California Legislator Says Encryption 'Threatens Our Freedoms' Calls For Ban On Encrypted Cell Phones
from the something-about-defecating-vis-a-vis-eating-location dept
If all goes according to these legislators’ plans, Flyover Country will have something the coasts don’t: encrypted cell phones. Because there’s always room for one more bad idea, California assemblyman Jim Cooper is following up New York assemblyman Matthew Titone’s call for a ban on encrypted phones with one of his own.
California assembly member Jim Cooper (D-Elk Grove) introduced the legislation, bill 1681, that would require any smartphone manufactured “on or after January 1, 2017, and sold in California after that date” to be “capable of being decrypted and unlocked by its manufacturer or its operating system provider.”
Any smartphone that couldn’t be decrypted on demand would subject a seller to a $2,500 fine.
Cooper is either fearless or stupid, given that he’s dropping this legislation bomb deep in the heart of Tech Country.
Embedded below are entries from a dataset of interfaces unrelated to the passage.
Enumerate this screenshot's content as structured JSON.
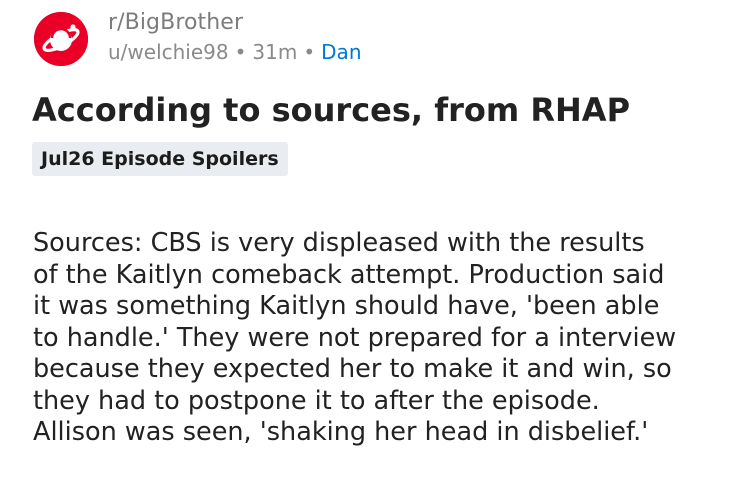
{
  "post": {
    "subreddit": "r/BigBrother",
    "author": "u/welchie98",
    "separator": "•",
    "age": "31m",
    "author_flair": "Dan",
    "title": "According to sources, from RHAP",
    "link_flair": "Jul26 Episode Spoilers",
    "body_lines": [
      "Sources: CBS is very displeased with the results",
      "of the Kaitlyn comeback attempt. Production said",
      "it was something Kaitlyn should have, 'been able",
      "to handle.' They were not prepared for a interview",
      "because they expected her to make it and win, so",
      "they had to postpone it to after the episode.",
      "Allison was seen, 'shaking her head in disbelief.'"
    ]
  },
  "colors": {
    "subreddit_icon_bg": "#ea0027",
    "flair_user": "#0079d3",
    "link_flair_bg": "#e9ecf0"
  },
  "icons": {
    "subreddit_icon": "planet-icon"
  }
}
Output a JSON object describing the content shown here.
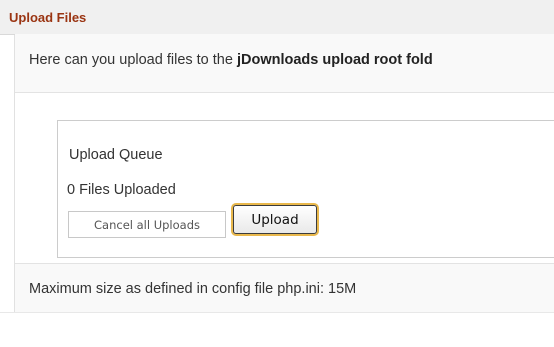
{
  "header": {
    "title": "Upload Files"
  },
  "intro": {
    "text_prefix": "Here can you upload files to the ",
    "text_bold": "jDownloads upload root fold"
  },
  "queue": {
    "title": "Upload Queue",
    "status": "0 Files Uploaded",
    "cancel_label": "Cancel all Uploads",
    "upload_label": "Upload"
  },
  "footer": {
    "text": "Maximum size as defined in config file php.ini: 15M"
  },
  "colors": {
    "header_title": "#9a3412",
    "upload_focus_ring": "#e9b84c"
  }
}
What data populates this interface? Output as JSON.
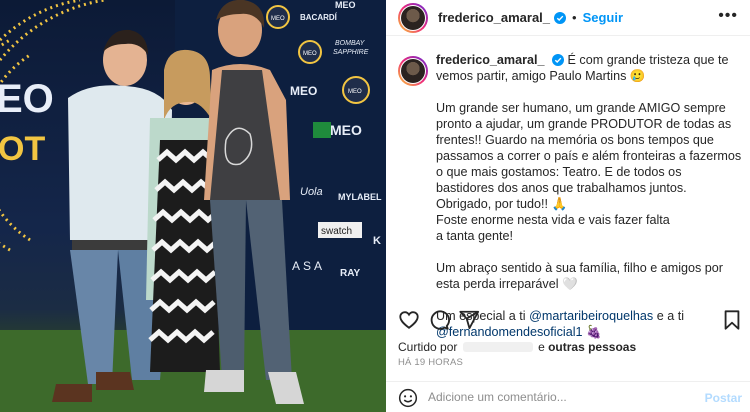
{
  "post": {
    "username": "frederico_amaral_",
    "separator": "•",
    "follow_label": "Seguir",
    "more_label": "•••"
  },
  "photo": {
    "sponsor_logos": [
      "MEO SPOT",
      "BACARDÍ",
      "BOMBAY SAPPHIRE",
      "MEO",
      "MYLABEL",
      "swatch",
      "RAY"
    ]
  },
  "caption": {
    "username": "frederico_amaral_",
    "lines": [
      "É com grande tristeza que te vemos partir, amigo Paulo Martins 🥲",
      "",
      "Um grande ser humano, um grande AMIGO sempre pronto a ajudar, um grande PRODUTOR de todas as frentes!! Guardo na memória os bons tempos que passamos a correr o país e além fronteiras a fazermos o que mais gostamos: Teatro. E de todos os bastidores dos anos que trabalhamos juntos.",
      "Obrigado, por tudo!! 🙏",
      "Foste enorme nesta vida e vais fazer falta",
      "a tanta gente!",
      "",
      "Um abraço sentido à sua família, filho e amigos por esta perda irreparável 🤍"
    ],
    "special_prefix": "Um especial a ti",
    "mention_1": "@martaribeiroquelhas",
    "conjunction": "e a ti",
    "mention_2": "@fernandomendesoficial1",
    "trailing_emoji": "🍇"
  },
  "engagement": {
    "liked_by_prefix": "Curtido por",
    "liked_by_suffix": "e",
    "others_label": "outras pessoas",
    "timestamp": "HÁ 19 HORAS"
  },
  "comment": {
    "placeholder": "Adicione um comentário...",
    "post_label": "Postar"
  },
  "colors": {
    "accent": "#0095f6",
    "verified": "#0095f6",
    "mention": "#00376b"
  }
}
Odds are on the latter, though, as he’s tying his proposal to his crusade against human trafficking — something that generally means nothing more than increased persecution of sex workers with very little to show in terms of results. Preying on ignorance and fear never lost anyone any votes.
At a press conference today, Assemblymember Jim Cooper (D-Elk Grove), along with the Sacramento County District Attorney’s office, crime victim’s families, and bill supporters, announced the introduction of AB 1681. The bill will allow law enforcement to investigate and prosecute suspected criminals and criminal organizations that are involved in human trafficking and other serious crimes.
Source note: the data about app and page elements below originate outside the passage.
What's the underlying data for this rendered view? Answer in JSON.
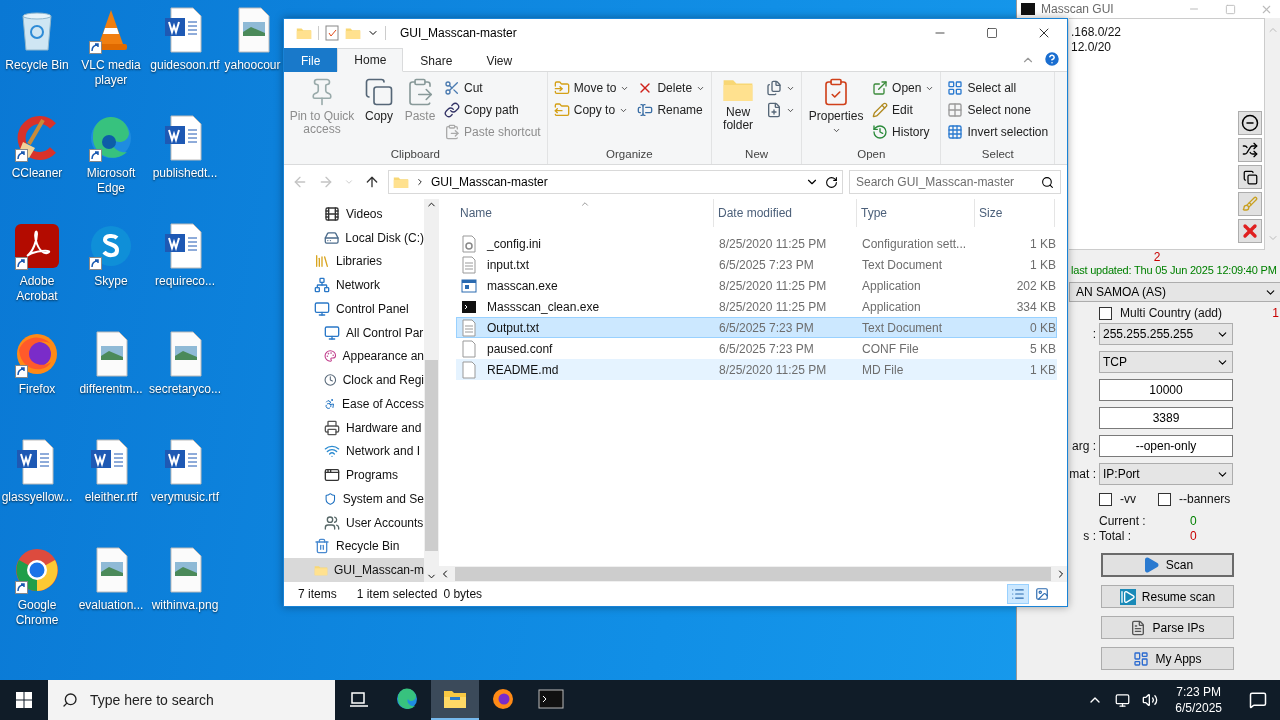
{
  "desktop": {
    "columns": [
      {
        "icons": [
          {
            "label": "Recycle Bin",
            "kind": "recycle",
            "shortcut": false
          },
          {
            "label": "CCleaner",
            "kind": "ccleaner",
            "shortcut": true
          },
          {
            "label": "Adobe Acrobat",
            "kind": "acrobat",
            "shortcut": true
          },
          {
            "label": "Firefox",
            "kind": "firefox",
            "shortcut": true
          },
          {
            "label": "glassyellow...",
            "kind": "word",
            "shortcut": false
          },
          {
            "label": "Google Chrome",
            "kind": "chrome",
            "shortcut": true
          }
        ]
      },
      {
        "icons": [
          {
            "label": "VLC media player",
            "kind": "vlc",
            "shortcut": true
          },
          {
            "label": "Microsoft Edge",
            "kind": "edge",
            "shortcut": true
          },
          {
            "label": "Skype",
            "kind": "skype",
            "shortcut": true
          },
          {
            "label": "differentm...",
            "kind": "image",
            "shortcut": false
          },
          {
            "label": "eleither.rtf",
            "kind": "word",
            "shortcut": false
          },
          {
            "label": "evaluation...",
            "kind": "image",
            "shortcut": false
          }
        ]
      },
      {
        "icons": [
          {
            "label": "guidesoon.rtf",
            "kind": "word",
            "shortcut": false
          },
          {
            "label": "publishedt...",
            "kind": "word",
            "shortcut": false
          },
          {
            "label": "requireco...",
            "kind": "word",
            "shortcut": false
          },
          {
            "label": "secretaryco...",
            "kind": "image",
            "shortcut": false
          },
          {
            "label": "verymusic.rtf",
            "kind": "word",
            "shortcut": false
          },
          {
            "label": "withinva.png",
            "kind": "image",
            "shortcut": false
          }
        ]
      },
      {
        "icons": [
          {
            "label": "yahoocour",
            "kind": "image",
            "shortcut": false
          }
        ]
      }
    ]
  },
  "explorer": {
    "title": "GUI_Masscan-master",
    "tabs": [
      {
        "label": "File",
        "kind": "file",
        "selected": false
      },
      {
        "label": "Home",
        "kind": "tab",
        "selected": true
      },
      {
        "label": "Share",
        "kind": "tab",
        "selected": false
      },
      {
        "label": "View",
        "kind": "tab",
        "selected": false
      }
    ],
    "ribbon": [
      {
        "label": "Clipboard",
        "columns": [
          {
            "kind": "large",
            "items": [
              {
                "label": "Pin to Quick access",
                "disabled": true,
                "dropdown": false
              }
            ]
          },
          {
            "kind": "large",
            "items": [
              {
                "label": "Copy",
                "disabled": false,
                "dropdown": false
              }
            ]
          },
          {
            "kind": "large",
            "items": [
              {
                "label": "Paste",
                "disabled": true,
                "dropdown": false
              }
            ]
          },
          {
            "kind": "small",
            "items": [
              {
                "label": "Cut",
                "disabled": false,
                "dropdown": false
              },
              {
                "label": "Copy path",
                "disabled": false,
                "dropdown": false
              },
              {
                "label": "Paste shortcut",
                "disabled": true,
                "dropdown": false
              }
            ]
          }
        ]
      },
      {
        "label": "Organize",
        "columns": [
          {
            "kind": "small",
            "items": [
              {
                "label": "Move to",
                "disabled": false,
                "dropdown": true
              },
              {
                "label": "Copy to",
                "disabled": false,
                "dropdown": true
              }
            ]
          },
          {
            "kind": "small",
            "items": [
              {
                "label": "Delete",
                "disabled": false,
                "dropdown": true
              },
              {
                "label": "Rename",
                "disabled": false,
                "dropdown": false
              }
            ]
          }
        ]
      },
      {
        "label": "New",
        "columns": [
          {
            "kind": "large",
            "items": [
              {
                "label": "New folder",
                "disabled": false,
                "dropdown": false
              }
            ]
          },
          {
            "kind": "small",
            "items": [
              {
                "disabled": false,
                "dropdown": true
              },
              {
                "disabled": false,
                "dropdown": true
              }
            ]
          }
        ]
      },
      {
        "label": "Open",
        "columns": [
          {
            "kind": "large",
            "items": [
              {
                "label": "Properties",
                "disabled": false,
                "dropdown": true
              }
            ]
          },
          {
            "kind": "small",
            "items": [
              {
                "label": "Open",
                "disabled": false,
                "dropdown": true
              },
              {
                "label": "Edit",
                "disabled": false,
                "dropdown": false
              },
              {
                "label": "History",
                "disabled": false,
                "dropdown": false
              }
            ]
          }
        ]
      },
      {
        "label": "Select",
        "columns": [
          {
            "kind": "small",
            "items": [
              {
                "label": "Select all",
                "disabled": false,
                "dropdown": false
              },
              {
                "label": "Select none",
                "disabled": false,
                "dropdown": false
              },
              {
                "label": "Invert selection",
                "disabled": false,
                "dropdown": false
              }
            ]
          }
        ]
      }
    ],
    "address": {
      "path": "GUI_Masscan-master",
      "search_placeholder": "Search GUI_Masscan-master"
    },
    "nav_pane": {
      "this_pc_children": [
        {
          "label": "Videos",
          "selected": false
        },
        {
          "label": "Local Disk (C:)",
          "selected": false
        }
      ],
      "items": [
        {
          "label": "Libraries",
          "selected": false
        },
        {
          "label": "Network",
          "selected": false
        },
        {
          "label": "Control Panel",
          "selected": false,
          "children": [
            {
              "label": "All Control Par",
              "selected": false
            },
            {
              "label": "Appearance an",
              "selected": false
            },
            {
              "label": "Clock and Regi",
              "selected": false
            },
            {
              "label": "Ease of Access",
              "selected": false
            },
            {
              "label": "Hardware and",
              "selected": false
            },
            {
              "label": "Network and I",
              "selected": false
            },
            {
              "label": "Programs",
              "selected": false
            },
            {
              "label": "System and Se",
              "selected": false
            },
            {
              "label": "User Accounts",
              "selected": false
            }
          ]
        },
        {
          "label": "Recycle Bin",
          "selected": false
        },
        {
          "label": "GUI_Masscan-m",
          "selected": true
        }
      ]
    },
    "columns": [
      "Name",
      "Date modified",
      "Type",
      "Size"
    ],
    "files": [
      {
        "name": "_config.ini",
        "kind": "settings",
        "date": "8/25/2020 11:25 PM",
        "type": "Configuration sett...",
        "size": "1 KB",
        "selected": false,
        "hovered": false
      },
      {
        "name": "input.txt",
        "kind": "text",
        "date": "6/5/2025 7:23 PM",
        "type": "Text Document",
        "size": "1 KB",
        "selected": false,
        "hovered": false
      },
      {
        "name": "masscan.exe",
        "kind": "app",
        "date": "8/25/2020 11:25 PM",
        "type": "Application",
        "size": "202 KB",
        "selected": false,
        "hovered": false
      },
      {
        "name": "Massscan_clean.exe",
        "kind": "console",
        "date": "8/25/2020 11:25 PM",
        "type": "Application",
        "size": "334 KB",
        "selected": false,
        "hovered": false
      },
      {
        "name": "Output.txt",
        "kind": "text",
        "date": "6/5/2025 7:23 PM",
        "type": "Text Document",
        "size": "0 KB",
        "selected": true,
        "hovered": false
      },
      {
        "name": "paused.conf",
        "kind": "blank",
        "date": "6/5/2025 7:23 PM",
        "type": "CONF File",
        "size": "5 KB",
        "selected": false,
        "hovered": false
      },
      {
        "name": "README.md",
        "kind": "blank",
        "date": "8/25/2020 11:25 PM",
        "type": "MD File",
        "size": "1 KB",
        "selected": false,
        "hovered": true
      }
    ],
    "status": {
      "count": "7 items",
      "selection": "1 item selected",
      "bytes": "0 bytes"
    },
    "views": [
      {
        "kind": "details",
        "selected": true
      },
      {
        "kind": "tiles",
        "selected": false
      }
    ]
  },
  "masscan": {
    "title": "Masscan GUI",
    "ranges": [
      ".168.0/22",
      "12.0/20"
    ],
    "count": "2",
    "last_updated": "last updated: Thu 05 Jun 2025 12:09:40 PM",
    "country": "AN SAMOA (AS)",
    "multi_country": {
      "label": "Multi Country (add)",
      "checked": false
    },
    "counter": "1",
    "fields": [
      {
        "label": ":",
        "kind": "select",
        "value": "255.255.255.255"
      },
      {
        "kind": "select",
        "value": "TCP"
      },
      {
        "kind": "input",
        "value": "10000"
      },
      {
        "kind": "input",
        "value": "3389"
      },
      {
        "label": "arg :",
        "kind": "input",
        "value": "--open-only"
      },
      {
        "label": "mat :",
        "kind": "select",
        "value": "IP:Port"
      }
    ],
    "options": [
      {
        "label": "-vv",
        "checked": false
      },
      {
        "label": "--banners",
        "checked": false
      }
    ],
    "status_label": "s :",
    "current": {
      "label": "Current :",
      "value": "0"
    },
    "total": {
      "label": "Total :",
      "value": "0"
    },
    "buttons": [
      {
        "label": "Scan",
        "kind": "scan",
        "default": true
      },
      {
        "label": "Resume scan",
        "kind": "resume",
        "default": false
      },
      {
        "label": "Parse IPs",
        "kind": "parse",
        "default": false
      },
      {
        "label": "My Apps",
        "kind": "apps",
        "default": false
      }
    ]
  },
  "taskbar": {
    "search_placeholder": "Type here to search",
    "apps": [
      {
        "kind": "taskview",
        "active": false
      },
      {
        "kind": "edge",
        "active": false
      },
      {
        "kind": "explorer",
        "active": true
      },
      {
        "kind": "firefox",
        "active": false
      },
      {
        "kind": "terminal",
        "active": false
      }
    ],
    "time": "7:23 PM",
    "date": "6/5/2025"
  }
}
“Human traffickers are using encrypted cell phones to run and conceal their criminal activities,” said Assemblymember Cooper. “Full-disk encrypted operating systems provide criminals an invaluable tool to prey on women, children, and threaten our freedoms while making the legal process of judicial court orders, useless,” Cooper added.
You hear that, citizens? Encryption “threatens our freedoms,” which is a really weird way to rephrase limiting cell phone buyers’ choices and forcing them to select less secure options.
Of course, a prominent member of local law enforcement was on hand to offer support for the encrypted phone ban.
“I support an anti-encryption policy that will restore the ability to access cellphone data by a court ordered search warrant. If smartphones are beyond the reach of law enforcement, crimes will go unsolved, criminals will not be held accountable, victims will not receive justice and our ability to protect our children and community will be significantly compromised,” said Sacramento County District Attorney Anne Marie Schubert.
Yes, this heartwarming concern for “victims receiving justice” and “unsolved crimes” is the same heartwarming concern that led to a backlog of more than 1,500 rape kits in her jurisdiction, some dating back more than a decade — a backlog that only began to be cleared thanks to activism and legislation.
Cooper’s proposed legislation is basically a word-for-word copy of Titone’s.
A smartphone that is manufactured on or after January 1, 2017, and sold or leased in California, shall be capable of being decrypted and unlocked by its manufacturer or its operating system provider.
Customers will still be able to implement their own encryption to lock the government out of their phones and, of course, anyone can buy or lease an encrypted phone from an out-of-state retailer and use it in California without fear of reprisal.
Unlike Titone, who appears to be slipping this bill into each legislative session with as little noise as possible, Assemblyman Cooper as least has the courage of his convictions to not only craft this terrible legislation, but also announce its arrival with a press conference. Considering his bill is both anti-consumer and anti-constituent, that’s a pretty bold move. If you’re going to attack your voter base, the least you can do is be transparent about it.